### DIRECTIONS FOR THIS TASK:
In the entries below, find every line holding the string "EXPERIENCE" and collect it.

· · ·

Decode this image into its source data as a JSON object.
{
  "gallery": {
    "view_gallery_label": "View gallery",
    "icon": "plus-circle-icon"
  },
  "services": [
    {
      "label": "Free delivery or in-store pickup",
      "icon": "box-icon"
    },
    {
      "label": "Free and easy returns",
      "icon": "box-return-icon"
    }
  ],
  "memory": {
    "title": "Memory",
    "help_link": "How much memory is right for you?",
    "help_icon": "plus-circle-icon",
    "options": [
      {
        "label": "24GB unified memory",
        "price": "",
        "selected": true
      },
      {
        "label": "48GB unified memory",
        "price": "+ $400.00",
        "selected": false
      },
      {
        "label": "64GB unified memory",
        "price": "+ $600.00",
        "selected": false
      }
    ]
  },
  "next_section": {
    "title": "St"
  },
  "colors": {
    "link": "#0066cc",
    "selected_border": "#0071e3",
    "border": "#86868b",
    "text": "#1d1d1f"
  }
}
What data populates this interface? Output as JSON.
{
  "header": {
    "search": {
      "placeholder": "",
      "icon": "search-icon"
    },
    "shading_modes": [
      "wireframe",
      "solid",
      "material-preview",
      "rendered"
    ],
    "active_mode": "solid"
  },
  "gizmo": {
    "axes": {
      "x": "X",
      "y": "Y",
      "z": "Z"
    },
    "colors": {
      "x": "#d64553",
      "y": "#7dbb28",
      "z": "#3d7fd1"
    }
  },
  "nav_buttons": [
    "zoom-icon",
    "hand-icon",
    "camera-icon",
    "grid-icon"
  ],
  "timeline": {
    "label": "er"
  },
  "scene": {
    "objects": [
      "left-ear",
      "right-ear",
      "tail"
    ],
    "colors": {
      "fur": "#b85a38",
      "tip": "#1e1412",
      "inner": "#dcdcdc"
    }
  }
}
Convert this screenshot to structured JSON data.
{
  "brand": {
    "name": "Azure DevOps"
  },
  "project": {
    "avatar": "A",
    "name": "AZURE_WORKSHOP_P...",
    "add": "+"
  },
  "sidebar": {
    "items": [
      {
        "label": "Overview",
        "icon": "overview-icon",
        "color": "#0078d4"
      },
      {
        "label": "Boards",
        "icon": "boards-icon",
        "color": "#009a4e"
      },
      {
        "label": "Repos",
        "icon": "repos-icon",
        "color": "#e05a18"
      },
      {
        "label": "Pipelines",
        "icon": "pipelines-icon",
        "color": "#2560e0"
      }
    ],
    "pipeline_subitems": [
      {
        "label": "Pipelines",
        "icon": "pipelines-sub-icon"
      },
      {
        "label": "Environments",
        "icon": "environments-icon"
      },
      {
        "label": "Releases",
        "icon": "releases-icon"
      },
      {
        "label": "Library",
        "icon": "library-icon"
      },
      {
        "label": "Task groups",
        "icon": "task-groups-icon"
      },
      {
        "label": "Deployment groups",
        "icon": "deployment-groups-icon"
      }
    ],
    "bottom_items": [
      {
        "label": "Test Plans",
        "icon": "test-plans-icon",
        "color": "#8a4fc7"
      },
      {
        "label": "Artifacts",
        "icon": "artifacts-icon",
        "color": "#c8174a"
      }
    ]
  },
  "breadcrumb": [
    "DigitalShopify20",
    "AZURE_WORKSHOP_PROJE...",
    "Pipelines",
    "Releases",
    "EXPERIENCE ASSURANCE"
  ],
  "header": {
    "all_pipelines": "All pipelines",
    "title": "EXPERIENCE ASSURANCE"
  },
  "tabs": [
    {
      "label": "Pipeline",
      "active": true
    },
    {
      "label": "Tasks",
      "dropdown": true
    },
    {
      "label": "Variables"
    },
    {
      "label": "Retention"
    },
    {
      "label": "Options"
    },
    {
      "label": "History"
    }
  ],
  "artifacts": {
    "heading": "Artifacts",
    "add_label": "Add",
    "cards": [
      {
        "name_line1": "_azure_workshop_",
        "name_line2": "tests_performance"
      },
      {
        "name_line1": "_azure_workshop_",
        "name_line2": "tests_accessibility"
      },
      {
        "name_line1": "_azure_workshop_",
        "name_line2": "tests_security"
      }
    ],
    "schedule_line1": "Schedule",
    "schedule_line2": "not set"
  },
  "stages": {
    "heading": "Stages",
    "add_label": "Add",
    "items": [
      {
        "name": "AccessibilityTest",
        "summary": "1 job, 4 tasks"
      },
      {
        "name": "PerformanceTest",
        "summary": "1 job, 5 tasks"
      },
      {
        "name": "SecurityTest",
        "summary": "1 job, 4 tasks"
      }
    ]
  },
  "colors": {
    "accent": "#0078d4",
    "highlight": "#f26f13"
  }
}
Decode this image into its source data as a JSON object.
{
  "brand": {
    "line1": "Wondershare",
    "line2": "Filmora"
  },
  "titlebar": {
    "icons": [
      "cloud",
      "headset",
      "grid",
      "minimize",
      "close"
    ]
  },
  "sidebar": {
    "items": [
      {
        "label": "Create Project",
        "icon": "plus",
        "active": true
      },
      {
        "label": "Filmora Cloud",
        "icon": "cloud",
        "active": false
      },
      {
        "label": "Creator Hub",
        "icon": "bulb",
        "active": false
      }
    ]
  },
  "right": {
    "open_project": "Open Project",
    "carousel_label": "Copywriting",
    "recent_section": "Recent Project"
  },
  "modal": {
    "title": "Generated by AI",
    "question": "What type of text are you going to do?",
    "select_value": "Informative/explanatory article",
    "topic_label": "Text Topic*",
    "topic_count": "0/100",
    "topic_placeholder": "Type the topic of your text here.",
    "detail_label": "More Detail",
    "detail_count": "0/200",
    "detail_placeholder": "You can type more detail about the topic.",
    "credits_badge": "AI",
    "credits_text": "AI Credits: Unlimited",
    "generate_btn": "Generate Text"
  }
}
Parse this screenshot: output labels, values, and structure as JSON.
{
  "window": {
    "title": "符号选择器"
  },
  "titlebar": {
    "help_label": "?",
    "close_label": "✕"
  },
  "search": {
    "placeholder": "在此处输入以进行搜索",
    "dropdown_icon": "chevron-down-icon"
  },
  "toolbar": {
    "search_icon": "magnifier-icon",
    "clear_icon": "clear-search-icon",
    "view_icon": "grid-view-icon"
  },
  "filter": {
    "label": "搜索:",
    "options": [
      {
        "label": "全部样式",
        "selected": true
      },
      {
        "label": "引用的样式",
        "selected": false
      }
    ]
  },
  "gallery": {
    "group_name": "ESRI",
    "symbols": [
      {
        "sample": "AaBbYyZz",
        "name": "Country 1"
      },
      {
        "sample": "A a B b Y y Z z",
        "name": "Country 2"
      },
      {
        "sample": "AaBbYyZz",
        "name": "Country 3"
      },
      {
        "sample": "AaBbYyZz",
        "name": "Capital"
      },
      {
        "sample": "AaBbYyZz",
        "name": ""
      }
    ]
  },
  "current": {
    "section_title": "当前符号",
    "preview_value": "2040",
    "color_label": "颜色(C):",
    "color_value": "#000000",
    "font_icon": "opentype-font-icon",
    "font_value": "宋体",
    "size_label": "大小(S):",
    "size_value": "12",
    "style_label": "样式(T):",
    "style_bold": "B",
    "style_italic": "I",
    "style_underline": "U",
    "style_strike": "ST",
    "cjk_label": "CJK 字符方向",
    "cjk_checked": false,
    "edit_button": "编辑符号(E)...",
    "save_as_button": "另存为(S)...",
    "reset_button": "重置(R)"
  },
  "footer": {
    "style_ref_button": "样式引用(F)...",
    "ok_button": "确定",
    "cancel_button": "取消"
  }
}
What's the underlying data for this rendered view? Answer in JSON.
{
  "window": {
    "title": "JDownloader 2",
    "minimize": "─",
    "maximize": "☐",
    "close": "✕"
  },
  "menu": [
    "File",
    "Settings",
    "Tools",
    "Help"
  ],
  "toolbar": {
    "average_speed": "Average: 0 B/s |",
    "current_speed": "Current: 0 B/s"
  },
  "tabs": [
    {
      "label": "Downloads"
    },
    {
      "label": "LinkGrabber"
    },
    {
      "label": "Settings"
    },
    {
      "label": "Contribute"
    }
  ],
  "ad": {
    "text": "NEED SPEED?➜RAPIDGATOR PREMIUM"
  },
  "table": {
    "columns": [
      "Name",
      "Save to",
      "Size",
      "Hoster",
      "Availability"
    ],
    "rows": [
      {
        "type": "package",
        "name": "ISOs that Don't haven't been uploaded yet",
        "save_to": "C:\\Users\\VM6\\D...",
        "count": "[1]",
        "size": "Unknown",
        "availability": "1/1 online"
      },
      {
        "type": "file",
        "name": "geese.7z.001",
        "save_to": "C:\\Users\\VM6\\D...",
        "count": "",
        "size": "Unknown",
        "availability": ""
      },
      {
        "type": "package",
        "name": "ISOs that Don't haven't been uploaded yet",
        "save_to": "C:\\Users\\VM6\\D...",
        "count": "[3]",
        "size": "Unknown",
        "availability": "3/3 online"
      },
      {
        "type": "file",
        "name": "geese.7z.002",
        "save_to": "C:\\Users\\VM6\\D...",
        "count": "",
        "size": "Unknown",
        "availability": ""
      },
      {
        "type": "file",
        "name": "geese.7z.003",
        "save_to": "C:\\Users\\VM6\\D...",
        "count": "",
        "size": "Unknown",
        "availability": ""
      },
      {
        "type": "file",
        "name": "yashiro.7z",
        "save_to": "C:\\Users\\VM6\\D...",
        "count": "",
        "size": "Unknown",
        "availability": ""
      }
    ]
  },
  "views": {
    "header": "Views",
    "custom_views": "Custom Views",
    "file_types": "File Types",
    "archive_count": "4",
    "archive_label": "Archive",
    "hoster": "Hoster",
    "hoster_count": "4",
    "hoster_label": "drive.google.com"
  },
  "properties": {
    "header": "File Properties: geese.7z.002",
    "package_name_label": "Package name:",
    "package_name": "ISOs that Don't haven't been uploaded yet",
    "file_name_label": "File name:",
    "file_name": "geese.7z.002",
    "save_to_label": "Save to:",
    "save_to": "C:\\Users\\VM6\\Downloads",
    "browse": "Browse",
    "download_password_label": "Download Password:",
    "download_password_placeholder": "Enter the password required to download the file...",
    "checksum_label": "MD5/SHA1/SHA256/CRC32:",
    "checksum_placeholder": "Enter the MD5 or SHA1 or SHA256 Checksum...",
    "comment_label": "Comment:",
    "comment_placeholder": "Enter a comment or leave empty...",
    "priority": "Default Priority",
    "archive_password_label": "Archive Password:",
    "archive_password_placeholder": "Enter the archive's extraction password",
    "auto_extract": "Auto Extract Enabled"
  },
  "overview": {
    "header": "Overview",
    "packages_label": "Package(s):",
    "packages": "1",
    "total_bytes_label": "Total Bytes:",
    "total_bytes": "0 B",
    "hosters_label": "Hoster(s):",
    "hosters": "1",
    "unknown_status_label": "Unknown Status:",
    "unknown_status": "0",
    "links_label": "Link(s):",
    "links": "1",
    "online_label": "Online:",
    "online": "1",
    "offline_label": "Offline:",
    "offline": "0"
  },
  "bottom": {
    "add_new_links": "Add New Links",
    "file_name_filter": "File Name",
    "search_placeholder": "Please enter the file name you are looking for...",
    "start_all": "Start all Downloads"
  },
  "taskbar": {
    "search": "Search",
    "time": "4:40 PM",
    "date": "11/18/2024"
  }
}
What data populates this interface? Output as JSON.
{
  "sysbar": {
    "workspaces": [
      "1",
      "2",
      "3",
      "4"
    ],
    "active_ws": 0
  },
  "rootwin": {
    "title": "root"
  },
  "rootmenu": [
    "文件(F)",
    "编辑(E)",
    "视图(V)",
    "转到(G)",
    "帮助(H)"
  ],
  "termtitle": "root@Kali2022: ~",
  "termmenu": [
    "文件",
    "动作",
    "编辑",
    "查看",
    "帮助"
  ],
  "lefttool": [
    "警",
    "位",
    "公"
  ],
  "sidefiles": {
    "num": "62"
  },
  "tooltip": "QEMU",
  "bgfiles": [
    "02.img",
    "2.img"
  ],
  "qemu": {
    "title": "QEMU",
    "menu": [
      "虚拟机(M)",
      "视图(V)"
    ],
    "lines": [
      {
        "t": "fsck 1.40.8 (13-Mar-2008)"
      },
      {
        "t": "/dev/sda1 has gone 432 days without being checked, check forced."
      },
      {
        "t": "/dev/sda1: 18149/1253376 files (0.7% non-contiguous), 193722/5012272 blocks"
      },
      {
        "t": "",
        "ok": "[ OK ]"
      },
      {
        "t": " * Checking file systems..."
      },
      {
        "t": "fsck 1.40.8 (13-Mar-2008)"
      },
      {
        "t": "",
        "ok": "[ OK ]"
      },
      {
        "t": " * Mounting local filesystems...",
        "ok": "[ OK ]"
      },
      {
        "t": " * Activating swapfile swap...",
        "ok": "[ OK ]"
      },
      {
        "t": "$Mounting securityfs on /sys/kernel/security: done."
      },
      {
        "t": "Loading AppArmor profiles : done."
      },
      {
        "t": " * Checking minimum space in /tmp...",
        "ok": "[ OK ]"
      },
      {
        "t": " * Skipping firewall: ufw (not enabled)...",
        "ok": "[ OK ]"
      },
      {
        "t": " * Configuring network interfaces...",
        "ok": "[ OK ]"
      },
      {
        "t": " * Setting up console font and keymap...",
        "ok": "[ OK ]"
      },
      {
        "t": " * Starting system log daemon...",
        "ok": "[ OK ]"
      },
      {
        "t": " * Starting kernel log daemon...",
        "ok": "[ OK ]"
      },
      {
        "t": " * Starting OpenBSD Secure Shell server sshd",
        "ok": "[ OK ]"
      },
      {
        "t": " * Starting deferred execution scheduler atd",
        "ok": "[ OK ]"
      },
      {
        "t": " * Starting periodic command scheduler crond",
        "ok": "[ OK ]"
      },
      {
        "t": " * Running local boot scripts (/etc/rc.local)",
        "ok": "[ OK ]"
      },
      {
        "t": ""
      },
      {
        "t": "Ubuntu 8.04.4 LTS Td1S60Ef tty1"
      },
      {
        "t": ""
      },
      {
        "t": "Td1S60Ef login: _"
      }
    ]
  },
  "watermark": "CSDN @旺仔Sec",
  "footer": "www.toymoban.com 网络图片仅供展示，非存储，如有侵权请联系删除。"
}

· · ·

### YOUR SOLUTION:
    "EXPERIENCE ASSURANCE"
    "title": "EXPERIENCE ASSURANCE"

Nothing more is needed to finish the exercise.